Lenders need to consider the scope and extent of the Phase I Environmental Site Assessment (“Phase I ESA”) they routinely utilize in connection with the acquisition and financing of real estate projects. The Environmental Protection Agency (“EPA”) announced its intent to adopt a new standard expanding the scope of review on May 13, 2022.

The proposed standard would not replace or supersede the existing rule but would create a second set of standards for environmental consultants who are routinely engaged by banks, lending companies, and other institutions in connection with loans used for real estate projects.

EPA approved ASTM International (ASTM) Standard E1527-21 as an additional standard meeting the “all appropriate inquiries” (“AAI”) component for potential liability protections under the Comprehensive Environmental Response, Compensation, and Liability Act (“CERCLA”).

AAI is a process to evaluate the environmental history and condition of real property to assess potential liability for contamination by way of a Phase I ESA. AAI requirements apply to any party, including a lender, who can potentially claim protection from CERCLA liability as an innocent landowner, contiguous property owner or bona fide prospective purchaser.

Lenders that hold mortgages on real property as secured lenders are exempt from CERCLA liability if certain criteria are met. CERCLA Section 101(20) contains a secured creditor exemption that eliminates owner or operator liability for lenders who hold ownership in a CERCLA facility primarily to protect their security interest in that facility, provided they do not “participate in the management of the facility.”

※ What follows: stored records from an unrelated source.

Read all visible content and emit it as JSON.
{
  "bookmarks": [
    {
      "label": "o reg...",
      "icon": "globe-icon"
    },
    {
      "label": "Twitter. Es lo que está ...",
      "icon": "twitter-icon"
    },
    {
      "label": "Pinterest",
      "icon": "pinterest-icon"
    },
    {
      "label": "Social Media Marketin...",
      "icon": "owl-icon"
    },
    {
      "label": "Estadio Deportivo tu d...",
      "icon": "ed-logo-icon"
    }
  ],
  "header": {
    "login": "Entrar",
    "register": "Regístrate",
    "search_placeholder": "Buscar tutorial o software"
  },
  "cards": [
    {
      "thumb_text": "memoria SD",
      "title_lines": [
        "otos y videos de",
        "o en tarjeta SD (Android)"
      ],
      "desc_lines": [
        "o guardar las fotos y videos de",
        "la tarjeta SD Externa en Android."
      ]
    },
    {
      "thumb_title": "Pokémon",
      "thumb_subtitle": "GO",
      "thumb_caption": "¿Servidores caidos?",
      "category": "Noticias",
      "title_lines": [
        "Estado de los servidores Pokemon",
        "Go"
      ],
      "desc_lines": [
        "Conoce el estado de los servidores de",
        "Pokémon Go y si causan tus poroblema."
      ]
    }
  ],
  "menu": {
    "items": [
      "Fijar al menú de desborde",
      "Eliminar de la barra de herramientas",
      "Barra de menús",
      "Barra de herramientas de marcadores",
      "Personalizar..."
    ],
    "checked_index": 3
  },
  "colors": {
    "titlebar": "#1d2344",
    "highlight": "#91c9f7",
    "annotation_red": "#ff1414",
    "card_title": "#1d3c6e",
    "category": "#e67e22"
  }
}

Generally, participation in the management applies if a bank exercises decision-making control over a property’s environmental compliance, or exercises control at a level similar to a manager of the facility or property. Participation in management does not include actions such as conducting property inspections, requiring a response action to address contamination, providing financial advice or renegotiating or restructuring the terms of the security interest.

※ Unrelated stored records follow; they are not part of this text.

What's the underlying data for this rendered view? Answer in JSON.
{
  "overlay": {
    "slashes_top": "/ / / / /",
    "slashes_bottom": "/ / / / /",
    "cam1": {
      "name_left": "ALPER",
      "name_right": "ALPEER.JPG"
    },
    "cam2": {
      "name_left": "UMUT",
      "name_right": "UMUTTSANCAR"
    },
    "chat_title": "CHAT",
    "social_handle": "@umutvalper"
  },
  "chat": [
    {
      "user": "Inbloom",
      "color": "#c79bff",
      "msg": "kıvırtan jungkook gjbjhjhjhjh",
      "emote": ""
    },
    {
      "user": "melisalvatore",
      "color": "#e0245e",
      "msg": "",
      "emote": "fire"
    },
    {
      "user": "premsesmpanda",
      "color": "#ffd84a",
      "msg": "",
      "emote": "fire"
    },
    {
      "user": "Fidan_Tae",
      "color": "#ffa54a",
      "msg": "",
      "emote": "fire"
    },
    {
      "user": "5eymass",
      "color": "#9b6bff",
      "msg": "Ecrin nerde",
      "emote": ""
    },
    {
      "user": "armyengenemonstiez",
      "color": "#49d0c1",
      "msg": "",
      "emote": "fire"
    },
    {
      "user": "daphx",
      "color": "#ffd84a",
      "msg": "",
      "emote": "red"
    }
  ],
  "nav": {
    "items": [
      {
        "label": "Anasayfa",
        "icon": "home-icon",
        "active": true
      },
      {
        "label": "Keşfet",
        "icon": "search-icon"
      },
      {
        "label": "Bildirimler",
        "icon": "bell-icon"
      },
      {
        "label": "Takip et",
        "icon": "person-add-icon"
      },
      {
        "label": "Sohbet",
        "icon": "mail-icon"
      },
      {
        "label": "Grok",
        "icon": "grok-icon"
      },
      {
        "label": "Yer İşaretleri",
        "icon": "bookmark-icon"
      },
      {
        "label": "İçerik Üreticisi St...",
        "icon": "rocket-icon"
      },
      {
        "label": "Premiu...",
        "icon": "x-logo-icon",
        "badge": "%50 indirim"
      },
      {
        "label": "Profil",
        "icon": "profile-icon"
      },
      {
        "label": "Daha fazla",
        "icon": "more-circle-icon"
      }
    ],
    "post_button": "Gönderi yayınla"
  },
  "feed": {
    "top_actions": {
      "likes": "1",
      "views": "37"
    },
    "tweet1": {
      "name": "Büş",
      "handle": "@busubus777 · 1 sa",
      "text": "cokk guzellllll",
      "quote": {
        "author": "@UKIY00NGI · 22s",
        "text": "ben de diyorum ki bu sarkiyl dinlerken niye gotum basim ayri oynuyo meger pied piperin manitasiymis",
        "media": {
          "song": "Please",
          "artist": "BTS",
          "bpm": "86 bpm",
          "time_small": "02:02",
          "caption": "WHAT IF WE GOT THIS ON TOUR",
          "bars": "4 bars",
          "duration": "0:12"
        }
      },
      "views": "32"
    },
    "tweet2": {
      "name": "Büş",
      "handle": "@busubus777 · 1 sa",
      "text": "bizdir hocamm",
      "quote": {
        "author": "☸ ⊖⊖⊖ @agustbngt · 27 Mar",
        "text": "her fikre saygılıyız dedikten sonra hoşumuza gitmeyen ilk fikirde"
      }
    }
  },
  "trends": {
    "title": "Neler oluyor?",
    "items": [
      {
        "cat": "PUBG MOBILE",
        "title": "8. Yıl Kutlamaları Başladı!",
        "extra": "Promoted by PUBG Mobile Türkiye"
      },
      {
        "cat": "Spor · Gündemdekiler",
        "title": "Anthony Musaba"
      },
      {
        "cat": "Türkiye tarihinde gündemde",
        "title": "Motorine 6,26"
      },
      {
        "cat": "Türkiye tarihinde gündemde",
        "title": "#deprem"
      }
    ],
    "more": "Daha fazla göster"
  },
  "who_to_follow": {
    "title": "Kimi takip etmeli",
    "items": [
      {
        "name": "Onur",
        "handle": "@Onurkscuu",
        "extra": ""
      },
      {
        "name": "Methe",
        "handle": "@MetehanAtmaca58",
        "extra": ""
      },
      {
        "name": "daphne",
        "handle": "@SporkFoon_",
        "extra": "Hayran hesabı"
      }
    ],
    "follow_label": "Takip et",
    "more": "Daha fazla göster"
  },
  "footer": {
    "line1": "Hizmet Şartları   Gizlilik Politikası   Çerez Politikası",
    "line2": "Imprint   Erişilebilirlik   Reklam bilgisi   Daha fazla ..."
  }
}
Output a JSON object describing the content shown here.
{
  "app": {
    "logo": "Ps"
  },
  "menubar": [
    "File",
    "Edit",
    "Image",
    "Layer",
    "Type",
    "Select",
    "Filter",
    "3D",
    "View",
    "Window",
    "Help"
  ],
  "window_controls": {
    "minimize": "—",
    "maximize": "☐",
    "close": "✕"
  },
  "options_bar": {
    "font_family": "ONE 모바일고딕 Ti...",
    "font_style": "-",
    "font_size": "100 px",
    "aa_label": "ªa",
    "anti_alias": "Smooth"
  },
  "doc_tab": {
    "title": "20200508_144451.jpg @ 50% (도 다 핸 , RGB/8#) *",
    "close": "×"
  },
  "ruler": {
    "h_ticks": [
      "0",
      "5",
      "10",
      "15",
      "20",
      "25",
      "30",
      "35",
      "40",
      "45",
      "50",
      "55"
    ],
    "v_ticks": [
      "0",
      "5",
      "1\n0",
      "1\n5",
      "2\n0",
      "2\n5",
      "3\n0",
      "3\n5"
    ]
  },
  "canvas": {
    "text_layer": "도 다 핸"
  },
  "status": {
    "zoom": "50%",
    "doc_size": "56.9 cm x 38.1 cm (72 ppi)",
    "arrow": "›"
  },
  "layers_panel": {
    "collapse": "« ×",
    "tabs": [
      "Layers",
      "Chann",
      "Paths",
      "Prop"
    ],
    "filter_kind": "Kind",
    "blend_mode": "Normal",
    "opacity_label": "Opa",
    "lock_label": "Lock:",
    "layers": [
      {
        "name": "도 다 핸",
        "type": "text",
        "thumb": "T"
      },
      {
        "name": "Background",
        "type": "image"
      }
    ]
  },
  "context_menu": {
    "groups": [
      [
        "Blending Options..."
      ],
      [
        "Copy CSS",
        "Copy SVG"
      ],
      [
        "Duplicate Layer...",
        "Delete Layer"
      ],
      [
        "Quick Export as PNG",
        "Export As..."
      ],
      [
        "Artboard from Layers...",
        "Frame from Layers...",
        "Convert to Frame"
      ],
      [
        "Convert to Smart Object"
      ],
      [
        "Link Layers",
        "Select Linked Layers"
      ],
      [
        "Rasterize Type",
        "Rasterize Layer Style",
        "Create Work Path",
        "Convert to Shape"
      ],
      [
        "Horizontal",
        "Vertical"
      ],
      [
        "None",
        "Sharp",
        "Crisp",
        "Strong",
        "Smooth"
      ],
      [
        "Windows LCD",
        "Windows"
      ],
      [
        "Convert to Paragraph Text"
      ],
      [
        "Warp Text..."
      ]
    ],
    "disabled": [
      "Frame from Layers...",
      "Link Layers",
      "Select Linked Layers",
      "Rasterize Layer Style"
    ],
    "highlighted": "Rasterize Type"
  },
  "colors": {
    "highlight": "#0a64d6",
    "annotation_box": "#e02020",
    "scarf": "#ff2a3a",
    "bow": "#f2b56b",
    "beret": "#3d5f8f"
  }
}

The secured creditor exemption also provides that foreclosure on a property does not result in liability for a lender, provided the lender takes “reasonable steps” to divest itself of the property “at the earliest practicable, commercially reasonable time, on commercially reasonable terms.” Generally, a bank or other lender can maintain business activities and close down operations at a property as long as the property is listed for sale shortly after the foreclosure date or at the earliest practicable, commercially reasonable time. For now, the standards will co-exist and either standard can be utilized.

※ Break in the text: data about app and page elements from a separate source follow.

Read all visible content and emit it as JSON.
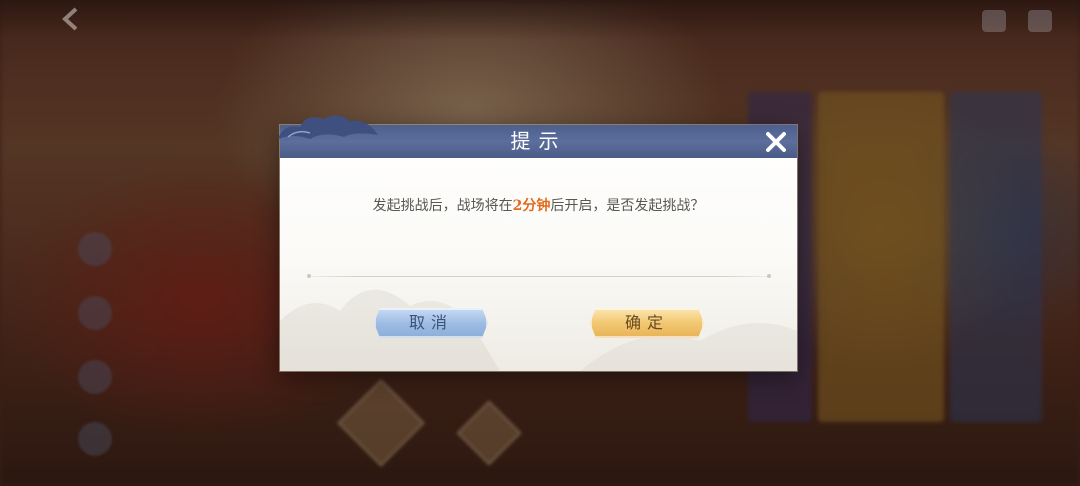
{
  "top_bar": {
    "back_icon": "back-arrow-icon",
    "title": "",
    "right_icons": [
      "chat-icon",
      "mail-icon"
    ]
  },
  "dialog": {
    "title": "提示",
    "close_icon": "close-icon",
    "message_part1": "发起挑战后，战场将在",
    "message_highlight": "2分钟",
    "message_part2": "后开启，是否发起挑战？",
    "highlight_color": "#e26a1c",
    "cancel_label": "取消",
    "confirm_label": "确定"
  },
  "colors": {
    "header": "#4d5f8e",
    "cancel_button": "#9fbde3",
    "confirm_button": "#f2c872"
  }
}
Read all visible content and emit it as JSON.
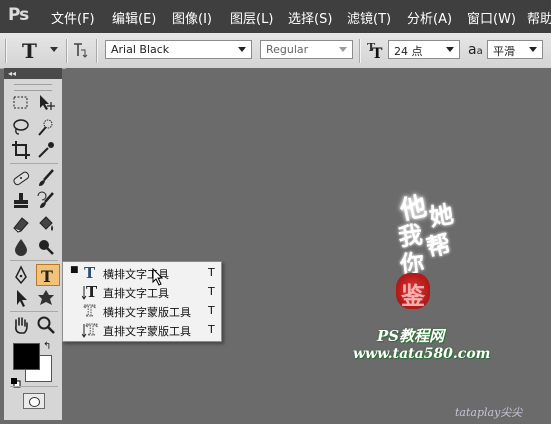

Among the most significant differences between the standards:

  • Under the new standard, the consultant would be seemingly directed to consider risk factors that the consultant could have ignored under the previous standard, possibly resulting in more conservative conclusions. Phase I ESA conclusions rely on the judgment of the environmental professional, meaning different consultants can, and do, arrive at different classifications after evaluating the same property. A lender should be aware of the different standards and make an inquiry as to which standard is being utilized by its consultant. While the existing standard is still (for the time being) accepted by EPA as satisfying the AAI requirement for liability protection, it is, perhaps, foreseeable that as time goes on, the existing standard may leave lenders vulnerable to claims that a Phase I ESA conducted under that standard was intentionally less searching and is, accordingly, insufficient to shield the lender from underlying conditions giving rise to CERCLA liability. This could potentially spawn litigation seeking to strip lenders of CERCLA liability protection for a Phase I ESA conducted under the existing standard.
  • The new standard could be interpreted further to direct an environmental consultant to rely on the environmental professional’s experience regarding the likelihood of certain conditions resulting in releases, instead of discounting the risks associated with such activities based on the lack of current “indications of a release.”
  • The new standard would require the Phase I ESA to set forth the environmental professional’s basis for identifying controlled recognized environmental concerns (CRECs), along with copies of the underlying regulatory documentation supporting such conclusion. For the prospective purchaser or lender, this is a positive change because it will permit the user to better understand the risks associated with the property and provide the user with the source documents for any continuing obligations at the property regarding a remedy.
  • Under the proposed new standard, the Phase I ESA is valid for 180 days from the date of review of the first of five elements by the environmental professional, such that depending on the length of time needed to complete the review, the “shelf life” of the completed Phase I ESA could be less than six months. Under the existing standard, the 180-day period runs from the date of issuance of the report. In both cases, the Phase I ESA can be extended to one year.
  • Certain historical sources must be addressed in the Phase I ESA, including aerial photographs, fire insurance maps, local street directories, topographic maps, building department records, interviews, property tax files, and zoning/land use records, with an explanation if certain material is missing.
  • The new standard clarifies that emerging contaminants will become subject to Phase I ESA review once they are classified as hazardous substances under CERCLA. Until such time, lenders may want to discuss the risks and benefits of including certain emerging contaminants under the scope of the Phase I ESA with their environmental consultant and legal counsel.
  • Practically speaking, a Phase I ESA may become more costly under the new standard, resulting in additional cost to borrowers and purchasers.